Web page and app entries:
↓
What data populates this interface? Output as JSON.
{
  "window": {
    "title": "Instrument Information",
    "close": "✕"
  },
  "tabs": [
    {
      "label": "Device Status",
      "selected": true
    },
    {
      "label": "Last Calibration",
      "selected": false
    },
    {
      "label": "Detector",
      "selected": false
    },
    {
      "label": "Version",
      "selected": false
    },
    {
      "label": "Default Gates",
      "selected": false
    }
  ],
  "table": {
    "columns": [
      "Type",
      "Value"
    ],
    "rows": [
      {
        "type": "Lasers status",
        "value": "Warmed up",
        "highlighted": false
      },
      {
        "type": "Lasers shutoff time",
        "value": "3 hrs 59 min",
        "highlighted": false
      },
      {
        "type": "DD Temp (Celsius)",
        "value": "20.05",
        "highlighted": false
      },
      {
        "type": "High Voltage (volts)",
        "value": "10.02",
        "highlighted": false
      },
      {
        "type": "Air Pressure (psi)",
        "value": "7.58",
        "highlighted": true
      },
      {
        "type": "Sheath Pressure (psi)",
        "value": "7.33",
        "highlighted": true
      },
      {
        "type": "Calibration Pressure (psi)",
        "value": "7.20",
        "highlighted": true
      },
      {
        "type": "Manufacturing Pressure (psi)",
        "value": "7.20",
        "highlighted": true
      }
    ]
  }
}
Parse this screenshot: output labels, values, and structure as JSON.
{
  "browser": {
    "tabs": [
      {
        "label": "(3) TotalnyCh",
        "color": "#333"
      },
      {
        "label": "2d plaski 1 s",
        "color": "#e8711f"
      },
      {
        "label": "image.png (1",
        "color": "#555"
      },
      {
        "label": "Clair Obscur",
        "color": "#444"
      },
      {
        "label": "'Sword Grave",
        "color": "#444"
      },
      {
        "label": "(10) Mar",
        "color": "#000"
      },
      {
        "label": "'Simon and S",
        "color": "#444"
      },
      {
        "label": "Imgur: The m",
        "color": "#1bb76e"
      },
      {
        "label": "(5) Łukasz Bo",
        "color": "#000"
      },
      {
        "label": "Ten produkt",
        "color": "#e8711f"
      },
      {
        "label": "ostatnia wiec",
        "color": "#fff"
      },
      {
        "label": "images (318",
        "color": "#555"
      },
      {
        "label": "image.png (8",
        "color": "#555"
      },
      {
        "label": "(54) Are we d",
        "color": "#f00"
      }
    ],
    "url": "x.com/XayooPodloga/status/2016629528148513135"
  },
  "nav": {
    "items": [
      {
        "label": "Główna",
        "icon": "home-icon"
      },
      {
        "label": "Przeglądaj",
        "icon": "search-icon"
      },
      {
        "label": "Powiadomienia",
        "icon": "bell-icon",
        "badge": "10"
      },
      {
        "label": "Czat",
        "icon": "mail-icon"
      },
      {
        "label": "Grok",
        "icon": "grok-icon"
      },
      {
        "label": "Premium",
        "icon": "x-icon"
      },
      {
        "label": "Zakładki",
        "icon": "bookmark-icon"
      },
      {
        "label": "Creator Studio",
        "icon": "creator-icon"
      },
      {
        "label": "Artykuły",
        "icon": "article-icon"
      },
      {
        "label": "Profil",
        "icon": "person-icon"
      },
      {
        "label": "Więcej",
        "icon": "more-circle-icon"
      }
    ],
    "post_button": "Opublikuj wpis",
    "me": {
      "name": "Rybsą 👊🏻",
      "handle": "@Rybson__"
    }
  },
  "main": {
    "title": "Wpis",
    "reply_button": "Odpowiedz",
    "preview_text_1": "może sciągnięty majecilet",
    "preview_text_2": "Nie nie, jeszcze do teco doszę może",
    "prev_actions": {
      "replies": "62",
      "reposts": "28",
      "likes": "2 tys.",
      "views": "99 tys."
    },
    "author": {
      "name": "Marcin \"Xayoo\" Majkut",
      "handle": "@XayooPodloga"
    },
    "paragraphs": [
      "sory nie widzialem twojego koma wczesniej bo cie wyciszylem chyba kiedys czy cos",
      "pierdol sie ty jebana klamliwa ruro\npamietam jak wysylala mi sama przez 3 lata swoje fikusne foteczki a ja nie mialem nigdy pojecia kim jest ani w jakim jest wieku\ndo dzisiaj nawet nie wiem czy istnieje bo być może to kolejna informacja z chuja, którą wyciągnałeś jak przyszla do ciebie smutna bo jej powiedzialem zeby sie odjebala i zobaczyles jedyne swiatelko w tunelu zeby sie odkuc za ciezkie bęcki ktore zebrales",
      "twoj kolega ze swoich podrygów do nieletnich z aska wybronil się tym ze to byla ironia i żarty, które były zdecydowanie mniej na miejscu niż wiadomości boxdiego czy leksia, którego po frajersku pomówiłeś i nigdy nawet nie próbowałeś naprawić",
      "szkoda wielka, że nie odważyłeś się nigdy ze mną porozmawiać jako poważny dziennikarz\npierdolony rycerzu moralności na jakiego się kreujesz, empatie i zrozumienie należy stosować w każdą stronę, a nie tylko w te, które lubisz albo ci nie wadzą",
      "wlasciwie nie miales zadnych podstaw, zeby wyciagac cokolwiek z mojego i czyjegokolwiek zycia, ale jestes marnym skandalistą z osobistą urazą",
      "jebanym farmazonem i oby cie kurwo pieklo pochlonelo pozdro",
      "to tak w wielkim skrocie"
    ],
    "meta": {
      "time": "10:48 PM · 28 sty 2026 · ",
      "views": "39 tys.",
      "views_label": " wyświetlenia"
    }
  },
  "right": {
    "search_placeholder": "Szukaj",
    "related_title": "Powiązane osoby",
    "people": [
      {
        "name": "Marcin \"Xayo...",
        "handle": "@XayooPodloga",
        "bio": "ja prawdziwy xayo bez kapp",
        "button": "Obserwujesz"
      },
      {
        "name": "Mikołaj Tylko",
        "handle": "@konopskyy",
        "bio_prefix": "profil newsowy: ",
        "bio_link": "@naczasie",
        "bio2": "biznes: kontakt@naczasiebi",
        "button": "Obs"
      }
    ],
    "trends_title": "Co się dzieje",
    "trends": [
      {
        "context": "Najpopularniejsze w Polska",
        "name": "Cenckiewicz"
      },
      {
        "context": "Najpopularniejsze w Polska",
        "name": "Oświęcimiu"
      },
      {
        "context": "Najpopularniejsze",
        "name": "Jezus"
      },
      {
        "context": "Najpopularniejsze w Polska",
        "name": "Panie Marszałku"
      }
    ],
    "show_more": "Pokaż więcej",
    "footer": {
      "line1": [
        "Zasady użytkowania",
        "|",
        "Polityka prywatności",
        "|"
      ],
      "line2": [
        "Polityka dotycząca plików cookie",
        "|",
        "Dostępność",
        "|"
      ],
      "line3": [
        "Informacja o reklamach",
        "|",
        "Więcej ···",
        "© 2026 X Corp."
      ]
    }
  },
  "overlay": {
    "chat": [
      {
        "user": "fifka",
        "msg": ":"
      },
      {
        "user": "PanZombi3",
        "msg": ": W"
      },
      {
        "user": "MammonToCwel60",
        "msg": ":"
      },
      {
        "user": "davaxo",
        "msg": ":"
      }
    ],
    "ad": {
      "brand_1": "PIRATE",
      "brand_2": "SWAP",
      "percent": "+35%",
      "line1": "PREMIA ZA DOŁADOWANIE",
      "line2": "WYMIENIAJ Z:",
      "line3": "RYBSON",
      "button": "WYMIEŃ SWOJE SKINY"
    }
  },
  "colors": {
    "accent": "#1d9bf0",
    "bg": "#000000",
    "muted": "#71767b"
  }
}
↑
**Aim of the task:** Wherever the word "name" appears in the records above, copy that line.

**Solution for this exercise:**
      "name": "Rybsą 👊🏻",
      "name": "Marcin \"Xayoo\" Majkut",
        "name": "Marcin \"Xayo...",
        "name": "Mikołaj Tylko",
        "name": "Cenckiewicz"
        "name": "Oświęcimiu"
        "name": "Jezus"
        "name": "Panie Marszałku"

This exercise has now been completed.